I purchased seeds once and they didn't do anything, but I was lucky enough to get some orach seeds at a local seed swap three or four years ago. Planted them in the spring and they've self seeded ever since. I really like the greens, they're very tasty.

I'm wondering if you could find some local seeds and give those a try.
3 years ago
Oh my goodness! Thank you for sharing this! I am laughing so hard, the illustration is too funny!

Michael Cox wrote:If you can get hold of it, look into sainfoin. It is a nitrogen fixing legume but does not have any of the bloating problems of clover/alfalfa. It also has a very long flowering season and make a lot of nectar for your local honeybees!

I've not heard of this before, thanks for mentioning it. Seems like it could be a great addition to my lawn conversion project.
4 years ago
Joseph, we've already eaten three ripe Big Hill tomatoes!
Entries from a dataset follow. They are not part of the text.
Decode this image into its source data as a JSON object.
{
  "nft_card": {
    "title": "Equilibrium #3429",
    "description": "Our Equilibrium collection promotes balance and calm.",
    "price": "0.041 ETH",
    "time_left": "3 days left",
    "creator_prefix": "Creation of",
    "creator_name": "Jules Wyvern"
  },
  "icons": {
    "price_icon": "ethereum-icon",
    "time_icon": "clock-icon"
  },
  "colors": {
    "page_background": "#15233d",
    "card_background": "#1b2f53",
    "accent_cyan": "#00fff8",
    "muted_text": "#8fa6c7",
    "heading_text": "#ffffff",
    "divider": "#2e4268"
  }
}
And the plants are loaded with more.

Yesterday I harvested my first Brad tomato. Very tasty!

5 years ago
Oh thanks for the great description, I'm going to hunt down a paint can this weekend. I really like the simplicity and storeability of this!!
6 years ago
Oh my goodness, I've been searching for something like this!

Can you tell me the process, how long did you burn those?

Also, how did you secure the cans to each other?
6 years ago
After years of searching for a decent compostable litter, I found this brand in my local grocery store[url=]mountain
meadows kitty litter[/url] I was very pleased with it, it composts nicely, and the best part was that it controlled the odors MUCH BETTER than traditional or clumping kitty litter.
6 years ago

"Just a question. Why are you waiting? I'm eating now and judging by that stem I would eat that specimen now if It was mine and I wanted to eat squash.

I've heard that curing squash is a thing- I guess I do that with the ones I don't eat right away.

Though perhaps you only have a few squash? "

That's exactly it, William. I have a small yard and only have about 2 dozen squash total. I like to cure them and then eat every so often during the winter as a treat.
6 years ago